## Problem statement
Each line below should be written out exactly, with none skipped.

## Excerpted data
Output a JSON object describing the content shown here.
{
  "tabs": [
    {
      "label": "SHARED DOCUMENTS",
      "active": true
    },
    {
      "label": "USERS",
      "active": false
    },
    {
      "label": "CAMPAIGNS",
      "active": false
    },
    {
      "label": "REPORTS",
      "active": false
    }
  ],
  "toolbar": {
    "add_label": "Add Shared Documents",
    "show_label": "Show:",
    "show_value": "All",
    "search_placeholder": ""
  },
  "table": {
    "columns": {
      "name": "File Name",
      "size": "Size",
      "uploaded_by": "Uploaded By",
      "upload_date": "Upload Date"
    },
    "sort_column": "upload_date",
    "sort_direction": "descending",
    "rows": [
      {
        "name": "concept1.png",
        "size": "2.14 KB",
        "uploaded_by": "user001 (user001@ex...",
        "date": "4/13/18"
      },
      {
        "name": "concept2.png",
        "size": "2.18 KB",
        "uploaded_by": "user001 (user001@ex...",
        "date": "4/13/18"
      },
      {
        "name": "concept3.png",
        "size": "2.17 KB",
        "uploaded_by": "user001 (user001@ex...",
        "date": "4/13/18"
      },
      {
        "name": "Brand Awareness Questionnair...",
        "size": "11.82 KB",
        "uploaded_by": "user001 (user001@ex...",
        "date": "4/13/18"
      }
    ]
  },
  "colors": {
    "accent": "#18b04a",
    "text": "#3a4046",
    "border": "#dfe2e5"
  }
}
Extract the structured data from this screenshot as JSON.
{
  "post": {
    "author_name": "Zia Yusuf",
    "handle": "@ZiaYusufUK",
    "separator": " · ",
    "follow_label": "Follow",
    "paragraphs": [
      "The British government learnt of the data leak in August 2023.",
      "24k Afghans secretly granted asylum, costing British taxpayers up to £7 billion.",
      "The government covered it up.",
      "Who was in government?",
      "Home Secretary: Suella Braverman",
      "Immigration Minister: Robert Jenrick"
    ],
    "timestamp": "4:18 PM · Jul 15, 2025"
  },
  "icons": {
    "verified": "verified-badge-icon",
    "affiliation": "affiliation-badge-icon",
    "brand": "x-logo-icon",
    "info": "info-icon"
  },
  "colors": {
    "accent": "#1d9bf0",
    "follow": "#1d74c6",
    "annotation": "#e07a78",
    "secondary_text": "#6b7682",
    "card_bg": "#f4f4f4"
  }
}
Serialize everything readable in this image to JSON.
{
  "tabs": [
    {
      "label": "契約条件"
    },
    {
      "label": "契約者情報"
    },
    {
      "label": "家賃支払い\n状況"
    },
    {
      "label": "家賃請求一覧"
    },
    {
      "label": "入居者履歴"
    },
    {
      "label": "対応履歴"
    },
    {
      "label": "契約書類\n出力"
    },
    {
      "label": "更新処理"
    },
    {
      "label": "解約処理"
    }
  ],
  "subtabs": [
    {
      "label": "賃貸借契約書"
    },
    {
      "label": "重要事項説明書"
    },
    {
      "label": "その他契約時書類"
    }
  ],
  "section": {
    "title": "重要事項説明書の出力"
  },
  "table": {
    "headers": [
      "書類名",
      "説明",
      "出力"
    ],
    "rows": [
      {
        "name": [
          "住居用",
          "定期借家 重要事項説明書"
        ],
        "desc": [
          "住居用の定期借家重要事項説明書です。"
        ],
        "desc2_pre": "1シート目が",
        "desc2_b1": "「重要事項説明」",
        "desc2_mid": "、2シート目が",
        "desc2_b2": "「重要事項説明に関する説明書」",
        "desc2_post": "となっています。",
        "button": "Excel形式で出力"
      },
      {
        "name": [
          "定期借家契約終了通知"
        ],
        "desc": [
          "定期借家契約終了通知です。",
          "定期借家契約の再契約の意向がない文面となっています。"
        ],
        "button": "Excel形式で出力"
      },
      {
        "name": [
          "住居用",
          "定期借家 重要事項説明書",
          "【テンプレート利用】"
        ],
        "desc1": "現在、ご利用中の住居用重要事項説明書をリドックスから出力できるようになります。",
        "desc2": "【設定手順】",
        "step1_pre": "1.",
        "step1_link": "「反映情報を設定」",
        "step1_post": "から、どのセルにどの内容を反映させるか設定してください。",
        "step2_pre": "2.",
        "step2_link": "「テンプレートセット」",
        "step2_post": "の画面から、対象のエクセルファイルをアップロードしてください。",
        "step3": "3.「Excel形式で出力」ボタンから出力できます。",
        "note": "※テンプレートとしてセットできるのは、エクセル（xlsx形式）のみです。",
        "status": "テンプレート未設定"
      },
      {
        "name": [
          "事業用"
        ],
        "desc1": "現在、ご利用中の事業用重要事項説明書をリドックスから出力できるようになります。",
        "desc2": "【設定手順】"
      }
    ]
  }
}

## Answer to this problem
Output a JSON object describing the content shown here.
{
  "tabs": [
    {
      "label": "SHARED DOCUMENTS",
      "active": true
    },
    {
      "label": "USERS",
      "active": false
    },
    {
      "label": "CAMPAIGNS",
      "active": false
    },
    {
      "label": "REPORTS",
      "active": false
    }
  ],
  "toolbar": {
    "add_label": "Add Shared Documents",
    "show_label": "Show:",
    "show_value": "All",
    "search_placeholder": ""
  },
  "table": {
    "columns": {
      "name": "File Name",
      "size": "Size",
      "uploaded_by": "Uploaded By",
      "upload_date": "Upload Date"
    },
    "sort_column": "upload_date",
    "sort_direction": "descending",
    "rows": [
      {
        "name": "concept1.png",
        "size": "2.14 KB",
        "uploaded_by": "user001 (user001@ex...",
        "date": "4/13/18"
      },
      {
        "name": "concept2.png",
        "size": "2.18 KB",
        "uploaded_by": "user001 (user001@ex...",
        "date": "4/13/18"
      },
      {
        "name": "concept3.png",
        "size": "2.17 KB",
        "uploaded_by": "user001 (user001@ex...",
        "date": "4/13/18"
      },
      {
        "name": "Brand Awareness Questionnair...",
        "size": "11.82 KB",
        "uploaded_by": "user001 (user001@ex...",
        "date": "4/13/18"
      }
    ]
  },
  "colors": {
    "accent": "#18b04a",
    "text": "#3a4046",
    "border": "#dfe2e5"
  }
}
Extract the structured data from this screenshot as JSON.
{
  "post": {
    "author_name": "Zia Yusuf",
    "handle": "@ZiaYusufUK",
    "separator": " · ",
    "follow_label": "Follow",
    "paragraphs": [
      "The British government learnt of the data leak in August 2023.",
      "24k Afghans secretly granted asylum, costing British taxpayers up to £7 billion.",
      "The government covered it up.",
      "Who was in government?",
      "Home Secretary: Suella Braverman",
      "Immigration Minister: Robert Jenrick"
    ],
    "timestamp": "4:18 PM · Jul 15, 2025"
  },
  "icons": {
    "verified": "verified-badge-icon",
    "affiliation": "affiliation-badge-icon",
    "brand": "x-logo-icon",
    "info": "info-icon"
  },
  "colors": {
    "accent": "#1d9bf0",
    "follow": "#1d74c6",
    "annotation": "#e07a78",
    "secondary_text": "#6b7682",
    "card_bg": "#f4f4f4"
  }
}
Serialize everything readable in this image to JSON.
{
  "tabs": [
    {
      "label": "契約条件"
    },
    {
      "label": "契約者情報"
    },
    {
      "label": "家賃支払い\n状況"
    },
    {
      "label": "家賃請求一覧"
    },
    {
      "label": "入居者履歴"
    },
    {
      "label": "対応履歴"
    },
    {
      "label": "契約書類\n出力"
    },
    {
      "label": "更新処理"
    },
    {
      "label": "解約処理"
    }
  ],
  "subtabs": [
    {
      "label": "賃貸借契約書"
    },
    {
      "label": "重要事項説明書"
    },
    {
      "label": "その他契約時書類"
    }
  ],
  "section": {
    "title": "重要事項説明書の出力"
  },
  "table": {
    "headers": [
      "書類名",
      "説明",
      "出力"
    ],
    "rows": [
      {
        "name": [
          "住居用",
          "定期借家 重要事項説明書"
        ],
        "desc": [
          "住居用の定期借家重要事項説明書です。"
        ],
        "desc2_pre": "1シート目が",
        "desc2_b1": "「重要事項説明」",
        "desc2_mid": "、2シート目が",
        "desc2_b2": "「重要事項説明に関する説明書」",
        "desc2_post": "となっています。",
        "button": "Excel形式で出力"
      },
      {
        "name": [
          "定期借家契約終了通知"
        ],
        "desc": [
          "定期借家契約終了通知です。",
          "定期借家契約の再契約の意向がない文面となっています。"
        ],
        "button": "Excel形式で出力"
      },
      {
        "name": [
          "住居用",
          "定期借家 重要事項説明書",
          "【テンプレート利用】"
        ],
        "desc1": "現在、ご利用中の住居用重要事項説明書をリドックスから出力できるようになります。",
        "desc2": "【設定手順】",
        "step1_pre": "1.",
        "step1_link": "「反映情報を設定」",
        "step1_post": "から、どのセルにどの内容を反映させるか設定してください。",
        "step2_pre": "2.",
        "step2_link": "「テンプレートセット」",
        "step2_post": "の画面から、対象のエクセルファイルをアップロードしてください。",
        "step3": "3.「Excel形式で出力」ボタンから出力できます。",
        "note": "※テンプレートとしてセットできるのは、エクセル（xlsx形式）のみです。",
        "status": "テンプレート未設定"
      },
      {
        "name": [
          "事業用"
        ],
        "desc1": "現在、ご利用中の事業用重要事項説明書をリドックスから出力できるようになります。",
        "desc2": "【設定手順】"
      }
    ]
  }
}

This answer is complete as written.